A legal professional may be able to provide more insight if you have questions about what estate documents are appropriate for your situation.
One challenge is the care and custody of minor children. Your surviving partner may have to deal with unexpected conflicts, such as family members contesting a will or filing for legal custody of your children.3 At minimum, a basic will is needed to establish guardianship for your children. Without a will, guardianship of minor children will be left up to the courts to decide, and even if there is a surviving
spouse, the court may determine that it’s in a child’s best interests to be placed with another family member. If one of you is the biological parent, then it’s important to consider having the non-biological parent file for legal adoption. Establishing the surviving spouse as a legal parent may also help smooth any asset transitions from parent to child.3
Handling End-of-Life Care
For LGBTQ+ couples, handling your end-of-life issues may be very important, especially if you aren’t married. Making decisions for a spouse or partner in a time of need can be difficult and complicated,
even more so for unmarried couples, where the spouse or partner may not automatically be the legally recognized decision-maker. Documenting your preferences for care may make a huge difference. A will is a great starting point but is by no means the only documentation that may help ensure that your end-of-life wishes are respected.3
There are several types of documents that may help with your estate strategy:
- Durable Financial Power of Attorney: A durable financial power of attorney designates someone (your spouse or
partner) to make financial decisions on your behalf should you be unable to do so.
- Health Care Power of Attorney (or Health Care Proxy): Whether you are in a domestic partnership, married, or unmarried, a health care power of attorney is used to designate your partner or spouse
as being able to make medical decisions on your behalf.
- HIPAA Privacy Authorization Form: This form allows doctors and other medical staff to communicate with your partner about your medical condition. Your power of attorney and/or trustee will also need this information as proof of your medical condition.
- Health Care Directive: This outlines what types of health care measures you would like if you are unable to speak for yourself.3
Because estate strategy is a tricky topic, working with professionals may be the best way to ensure that your legacy is handled the way you want it to be. Your financial professional may be a great resource as you start to explore your choices for your partner and your family.
Footnotes, Sources, and Disclosures:
It’s important to remember that the return and principal value of investments, including stocks and bonds, will fluctuate with changes in market conditions. Any guarantees associated with an insurance policy are dependent on the issuing insurance company’s ability to continue making claim payments. This article is for informational purposes only and should not be considered a substitute for a more comprehensive risk tolerance evaluation. A financial professional can help with a risk tolerance evaluation. These are the views of FMG Suite LLC, and not necessarily those of the named representative,

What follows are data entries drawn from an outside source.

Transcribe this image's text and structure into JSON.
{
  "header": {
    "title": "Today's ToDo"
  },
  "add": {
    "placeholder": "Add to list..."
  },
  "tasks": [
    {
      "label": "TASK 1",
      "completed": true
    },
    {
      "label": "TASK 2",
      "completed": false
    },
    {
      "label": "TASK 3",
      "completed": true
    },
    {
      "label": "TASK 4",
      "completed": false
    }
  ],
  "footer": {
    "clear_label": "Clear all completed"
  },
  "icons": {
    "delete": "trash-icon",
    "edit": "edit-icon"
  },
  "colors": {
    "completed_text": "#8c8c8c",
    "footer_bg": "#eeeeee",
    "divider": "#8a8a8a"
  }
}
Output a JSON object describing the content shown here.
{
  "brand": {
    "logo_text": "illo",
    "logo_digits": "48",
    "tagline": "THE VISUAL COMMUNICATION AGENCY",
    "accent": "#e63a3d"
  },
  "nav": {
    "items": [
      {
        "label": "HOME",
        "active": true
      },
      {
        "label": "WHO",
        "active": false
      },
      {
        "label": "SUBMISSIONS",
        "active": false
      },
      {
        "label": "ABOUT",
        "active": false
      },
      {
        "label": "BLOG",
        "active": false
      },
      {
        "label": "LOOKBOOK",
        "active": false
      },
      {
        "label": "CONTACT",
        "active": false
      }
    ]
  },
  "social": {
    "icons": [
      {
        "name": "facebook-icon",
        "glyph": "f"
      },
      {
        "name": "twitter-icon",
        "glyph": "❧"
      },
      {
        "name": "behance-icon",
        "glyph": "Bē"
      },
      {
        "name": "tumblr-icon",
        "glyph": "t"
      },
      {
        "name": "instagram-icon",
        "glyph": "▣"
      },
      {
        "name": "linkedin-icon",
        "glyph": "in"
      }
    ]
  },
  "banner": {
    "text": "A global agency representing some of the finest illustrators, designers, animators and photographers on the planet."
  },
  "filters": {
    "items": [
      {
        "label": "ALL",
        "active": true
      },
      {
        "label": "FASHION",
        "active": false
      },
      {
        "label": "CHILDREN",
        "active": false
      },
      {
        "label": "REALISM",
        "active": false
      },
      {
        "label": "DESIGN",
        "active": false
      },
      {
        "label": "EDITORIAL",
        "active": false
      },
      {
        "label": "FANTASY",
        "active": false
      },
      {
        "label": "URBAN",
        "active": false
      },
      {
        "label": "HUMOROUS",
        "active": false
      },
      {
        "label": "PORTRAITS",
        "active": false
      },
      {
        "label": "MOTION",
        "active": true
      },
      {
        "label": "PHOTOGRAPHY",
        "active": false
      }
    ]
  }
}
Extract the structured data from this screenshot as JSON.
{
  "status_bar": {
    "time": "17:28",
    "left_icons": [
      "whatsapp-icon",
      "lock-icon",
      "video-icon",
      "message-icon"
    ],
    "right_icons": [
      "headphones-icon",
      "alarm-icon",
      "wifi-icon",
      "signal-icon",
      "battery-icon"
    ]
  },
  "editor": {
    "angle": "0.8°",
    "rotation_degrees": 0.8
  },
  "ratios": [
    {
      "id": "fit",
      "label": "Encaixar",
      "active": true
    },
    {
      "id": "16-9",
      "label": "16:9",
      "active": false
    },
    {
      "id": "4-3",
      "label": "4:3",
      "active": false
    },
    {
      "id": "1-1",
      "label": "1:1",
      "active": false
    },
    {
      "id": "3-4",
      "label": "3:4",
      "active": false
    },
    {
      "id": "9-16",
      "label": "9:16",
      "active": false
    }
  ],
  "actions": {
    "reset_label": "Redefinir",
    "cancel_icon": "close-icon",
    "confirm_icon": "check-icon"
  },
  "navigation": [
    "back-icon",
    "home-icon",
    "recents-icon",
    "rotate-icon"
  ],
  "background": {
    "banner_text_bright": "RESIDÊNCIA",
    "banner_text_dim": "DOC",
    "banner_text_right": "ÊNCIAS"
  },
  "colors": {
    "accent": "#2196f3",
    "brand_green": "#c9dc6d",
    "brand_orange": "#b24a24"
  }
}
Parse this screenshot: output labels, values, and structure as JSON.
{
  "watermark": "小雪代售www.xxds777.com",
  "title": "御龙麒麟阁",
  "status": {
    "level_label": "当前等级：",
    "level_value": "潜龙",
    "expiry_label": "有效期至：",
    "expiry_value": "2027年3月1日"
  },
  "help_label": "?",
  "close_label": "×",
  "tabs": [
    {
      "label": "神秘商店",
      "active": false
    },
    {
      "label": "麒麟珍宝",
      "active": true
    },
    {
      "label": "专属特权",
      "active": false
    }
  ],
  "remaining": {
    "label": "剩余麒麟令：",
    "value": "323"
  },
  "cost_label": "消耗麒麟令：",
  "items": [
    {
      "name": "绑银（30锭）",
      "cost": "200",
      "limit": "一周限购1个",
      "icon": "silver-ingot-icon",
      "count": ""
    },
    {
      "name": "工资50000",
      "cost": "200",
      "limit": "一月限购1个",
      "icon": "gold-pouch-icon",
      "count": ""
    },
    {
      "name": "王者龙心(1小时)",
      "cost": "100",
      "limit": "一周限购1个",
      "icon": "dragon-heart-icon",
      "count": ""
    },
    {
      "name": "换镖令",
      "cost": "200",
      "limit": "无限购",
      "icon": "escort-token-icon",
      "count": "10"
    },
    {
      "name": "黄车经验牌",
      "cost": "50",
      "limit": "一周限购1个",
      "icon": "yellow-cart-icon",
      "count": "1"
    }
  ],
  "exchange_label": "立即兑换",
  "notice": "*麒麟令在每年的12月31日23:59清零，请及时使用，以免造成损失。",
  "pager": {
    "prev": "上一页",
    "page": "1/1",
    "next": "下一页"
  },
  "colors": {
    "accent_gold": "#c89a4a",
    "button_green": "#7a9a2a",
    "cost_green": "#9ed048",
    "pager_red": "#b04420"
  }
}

broker/dealer, or investment advisor and should not be construed as investment advice. Neither the named representative nor the named broker/dealer nor the investment advisor gives tax or legal advice.
1. PewResearch.org, April 10, 2020
2. IRS.gov, March 3, 2020
3.WealthEnhancement.com, June 2, 2020